We all know the beauty of sunglasses: they dress up a pair of jeans, hide tired eyes, and give us a little needed boost of confidence when we head out the door. They are major players in the sartorial game come spring and summer which is why we looked to none other than the founders of Warby Parker — a high-end affordable eyewear brand — to share some tips on how to find the right pair. If anyone knows how to find quality and style in the sea of sunglasses, it’s Neil Blumenthal and Dave Gilboa.
Okay, let’s get right into fit. Where should the ends of sunglasses hit in terms of the sides of your face? Is there a general rule about the width to help people from getting glasses that are too narrow or too wide for them?
We always suggest picking a frame size that is proportionate to the size of your face—frames that are too small will make a wide face look wider, while frames that are too big can hide your facial features and make your whole head look smaller. When you’re looking straight on, frames should not hang off the side of your face—nor should temples be visible from the front. (That means the frames are too narrow.)
Which style fits rounder faces and which fits those with a more angular shape?
A rule of thumb is juxtaposition: Pick a frame shape that opposes your face shape to balance it out. A strong, distinct square shape works best for a round face, while a rounder shape with a softer edge compliments a more square face. The ultimate rule, though, is there are no rules. Go with a pair that’s comfortable and makes you feel great.
What new trends are being left behind in the world of sunglasses and what should we be looking for in the future?
Last year, it was all about clear crystal frames. Recently, we’ve been playing around with more color within crystal—you’ll see we added a lot of translucent blush and blue tones to our summer collections. We’re also really excited about experimenting with lens colors and flash reflective coatings on the back of the lens, which produce more of a subtle mirrored effect than traditional flash lenses.
What makes Warby Parker sunglasses high end, despite its affordable price?
From the beginning, we’ve used quality, best-in-class materials that we love, but at a fraction of the going price. Our classic silhouettes, designed in-house in New York City, are constructed from materials like custom cellulose acetate, which creates rich patterns and beautiful color palettes, as well as super lightweight and durable Japanese titanium. Hinges constructed with Akulon-coated screws ensure long-lasting, smooth movement.
How can we tell bad quality sunglasses from good quality ones?
If you’re looking for high quality frames, keep an eye out for, well, high quality materials and features. Cellulose acetate is easily adjusted to fit each individual, and titanium is a hypoallergenic material that is as strong as it is lightweight. CR-39 lenses provide excellent clarity, and UV protection is, of course, a must; our own lenses offer 100 percent UV400 protection. Polarization, included with many of our sunglasses at no additional cost, fights the most intense glare.

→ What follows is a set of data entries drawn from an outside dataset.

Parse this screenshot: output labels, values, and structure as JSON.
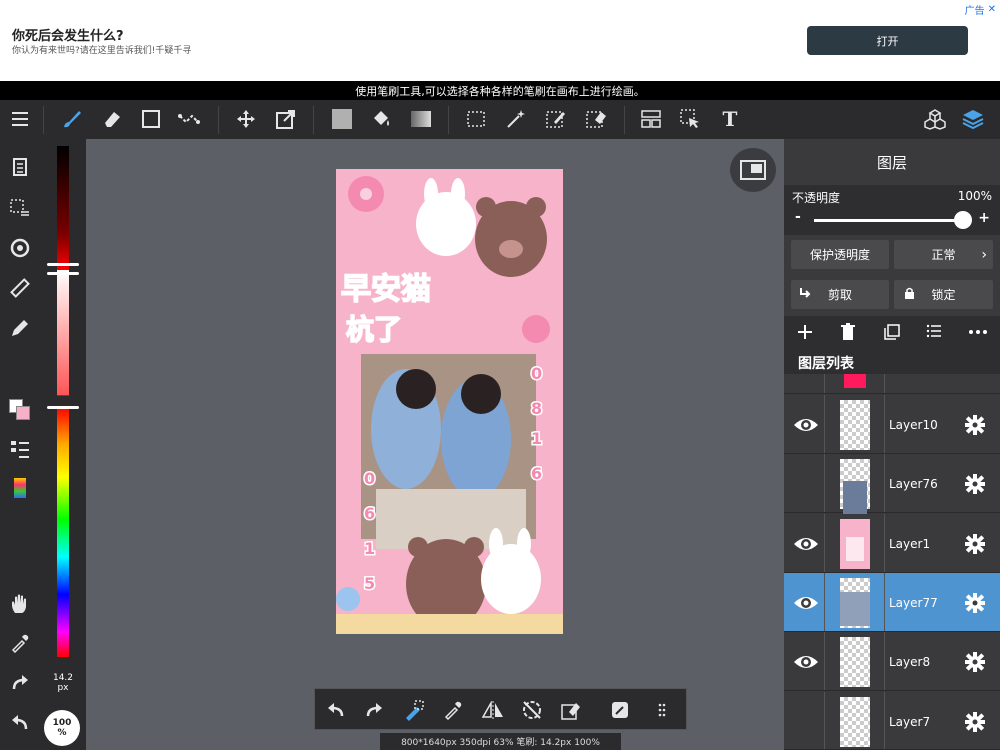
{
  "ad": {
    "title": "你死后会发生什么?",
    "subtitle": "你认为有来世吗?请在这里告诉我们!千疑千寻",
    "button": "打开",
    "tag": "广告"
  },
  "hint": "使用笔刷工具,可以选择各种各样的笔刷在画布上进行绘画。",
  "toolbar": {
    "menu_icon": "menu-icon",
    "tools": [
      "brush-icon",
      "eraser-icon",
      "rect-select-icon",
      "lasso-icon",
      "move-icon",
      "transform-icon",
      "fill-color-icon",
      "bucket-icon",
      "gradient-icon",
      "select-rect-icon",
      "magic-wand-icon",
      "select-pen-icon",
      "select-eraser-icon",
      "panel-icon",
      "select-arrow-icon",
      "text-icon",
      "materials-icon",
      "layers-icon"
    ],
    "text_tool_label": "T"
  },
  "left_bar": {
    "brush_size": "14.2\npx",
    "zoom": "100\n%"
  },
  "bottom_bar": {
    "status": "800*1640px 350dpi 63% 笔刷: 14.2px 100%"
  },
  "layers_panel": {
    "title": "图层",
    "opacity_label": "不透明度",
    "opacity_value": "100%",
    "opacity_level": 1.0,
    "minus": "-",
    "plus": "+",
    "protect_alpha": "保护透明度",
    "blend_mode": "正常",
    "clip": "剪取",
    "lock": "锁定",
    "list_title": "图层列表",
    "layers": [
      {
        "name": "Layer10",
        "visible": true,
        "selected": false
      },
      {
        "name": "Layer76",
        "visible": false,
        "selected": false
      },
      {
        "name": "Layer1",
        "visible": true,
        "selected": false
      },
      {
        "name": "Layer77",
        "visible": true,
        "selected": true
      },
      {
        "name": "Layer8",
        "visible": true,
        "selected": false
      },
      {
        "name": "Layer7",
        "visible": false,
        "selected": false
      }
    ]
  },
  "artwork": {
    "title_text": "早安猫 杭了",
    "digits": [
      "0",
      "8",
      "1",
      "6",
      "0",
      "6",
      "1",
      "5"
    ]
  },
  "colors": {
    "accent": "#4d94d0",
    "panel_bg": "#3a3a3c",
    "toolbar_bg": "#2b2b2d",
    "canvas_bg": "#5c5f66",
    "brush_blue": "#4aa3e8"
  }
}
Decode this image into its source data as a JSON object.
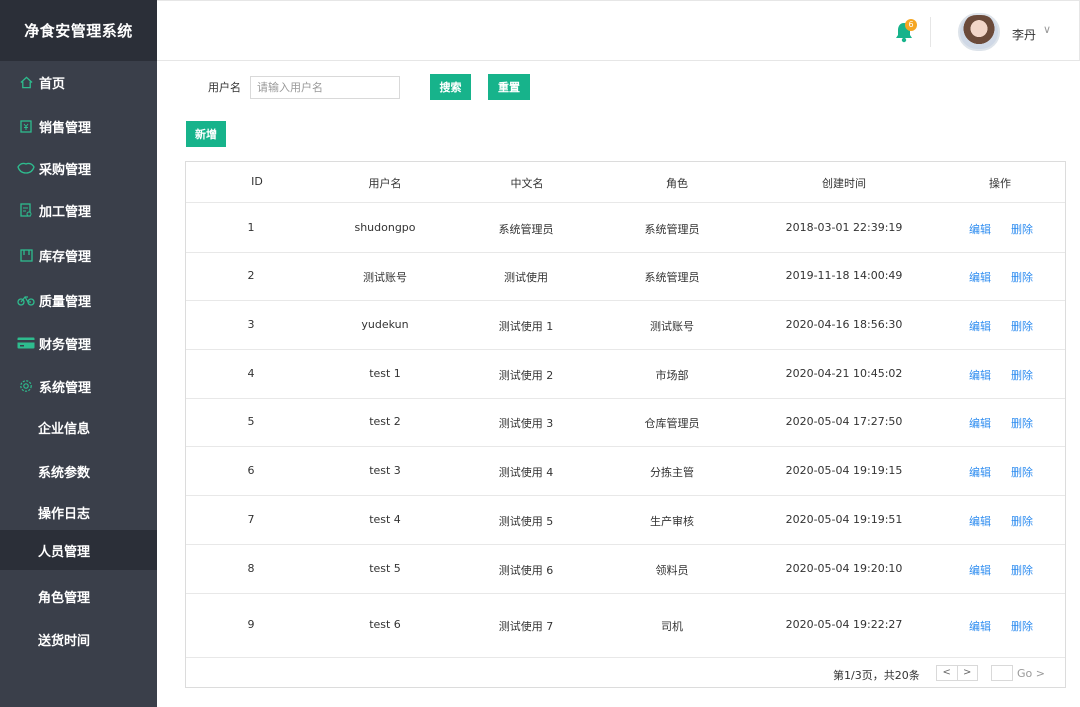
{
  "app": {
    "title": "净食安管理系统"
  },
  "sidebar": {
    "items": [
      {
        "label": "首页",
        "icon": "home-icon"
      },
      {
        "label": "销售管理",
        "icon": "sales-icon"
      },
      {
        "label": "采购管理",
        "icon": "purchase-icon"
      },
      {
        "label": "加工管理",
        "icon": "processing-icon"
      },
      {
        "label": "库存管理",
        "icon": "inventory-icon"
      },
      {
        "label": "质量管理",
        "icon": "quality-icon"
      },
      {
        "label": "财务管理",
        "icon": "finance-icon"
      },
      {
        "label": "系统管理",
        "icon": "settings-icon"
      }
    ],
    "sub_items": [
      {
        "label": "企业信息"
      },
      {
        "label": "系统参数"
      },
      {
        "label": "操作日志"
      },
      {
        "label": "人员管理",
        "active": true
      },
      {
        "label": "角色管理"
      },
      {
        "label": "送货时间"
      }
    ]
  },
  "header": {
    "notification_count": "6",
    "user_name": "李丹",
    "caret": "∨"
  },
  "search": {
    "label": "用户名",
    "placeholder": "请输入用户名",
    "search_button": "搜索",
    "reset_button": "重置",
    "add_button": "新增"
  },
  "table": {
    "columns": [
      "ID",
      "用户名",
      "中文名",
      "角色",
      "创建时间",
      "操作"
    ],
    "edit_label": "编辑",
    "delete_label": "删除",
    "rows": [
      {
        "id": "1",
        "username": "shudongpo",
        "cn_name": "系统管理员",
        "role": "系统管理员",
        "created": "2018-03-01 22:39:19"
      },
      {
        "id": "2",
        "username": "测试账号",
        "cn_name": "测试使用",
        "role": "系统管理员",
        "created": "2019-11-18 14:00:49"
      },
      {
        "id": "3",
        "username": "yudekun",
        "cn_name": "测试使用 1",
        "role": "测试账号",
        "created": "2020-04-16 18:56:30"
      },
      {
        "id": "4",
        "username": "test 1",
        "cn_name": "测试使用 2",
        "role": "市场部",
        "created": "2020-04-21 10:45:02"
      },
      {
        "id": "5",
        "username": "test 2",
        "cn_name": "测试使用 3",
        "role": "仓库管理员",
        "created": "2020-05-04 17:27:50"
      },
      {
        "id": "6",
        "username": "test 3",
        "cn_name": "测试使用 4",
        "role": "分拣主管",
        "created": "2020-05-04 19:19:15"
      },
      {
        "id": "7",
        "username": "test 4",
        "cn_name": "测试使用 5",
        "role": "生产审核",
        "created": "2020-05-04 19:19:51"
      },
      {
        "id": "8",
        "username": "test 5",
        "cn_name": "测试使用 6",
        "role": "领料员",
        "created": "2020-05-04 19:20:10"
      },
      {
        "id": "9",
        "username": "test 6",
        "cn_name": "测试使用 7",
        "role": "司机",
        "created": "2020-05-04 19:22:27"
      }
    ]
  },
  "pagination": {
    "info": "第1/3页，共20条",
    "prev": "<",
    "next": ">",
    "go": "Go >"
  },
  "colors": {
    "accent": "#17b38b",
    "link": "#2d8cf0",
    "sidebar": "#3a3f4a",
    "sidebar_dark": "#2b2f38"
  }
}
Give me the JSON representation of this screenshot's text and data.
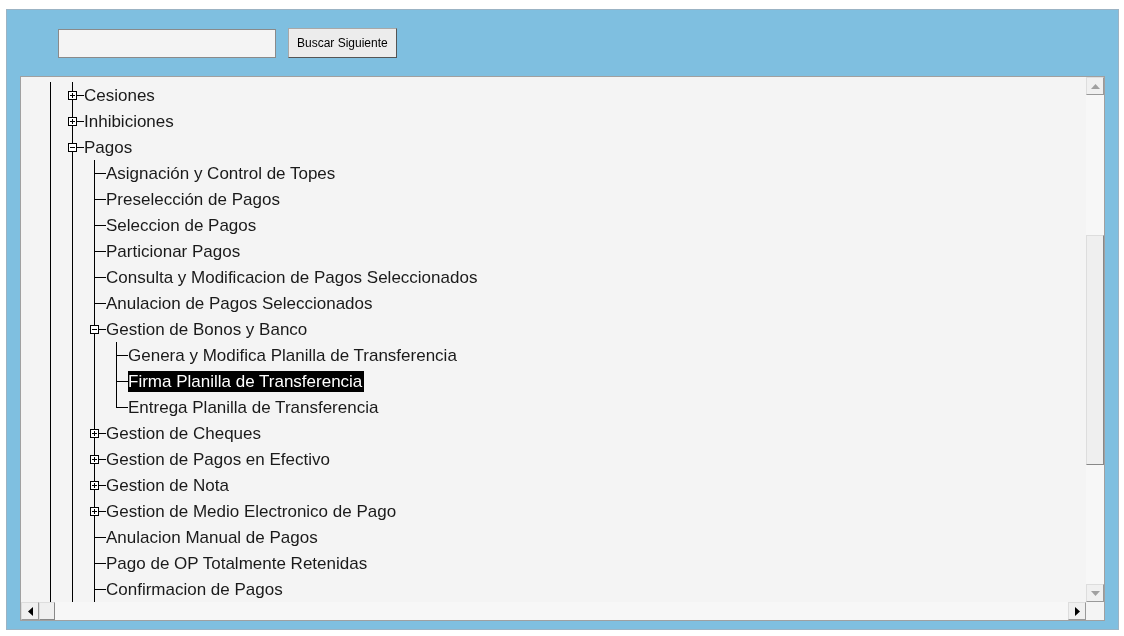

Does lens color affect the efficacy of the sunglasses? Are there specific colors for specific needs or is it just a style choice?
For us, it’s mostly a matter of style. If you’re looking for optimal protection for prolonged wear (for example, when driving), brown and grey lenses are ideal. Brown lenses highlight contrasts in many bright, reflective conditions, while grey lenses provide similar protection and are nicely suited for prolonged usage, as they enhance natural color.
Do darker lenses work better than more see-through options?
Short answer: Not necessarily! Longer answer: Darker lenses let less light transmit through, so in really sunny conditions, darker lenses may be more comfortable, but the most important thing for eye health is UV protection, which does not depend on the lens tint.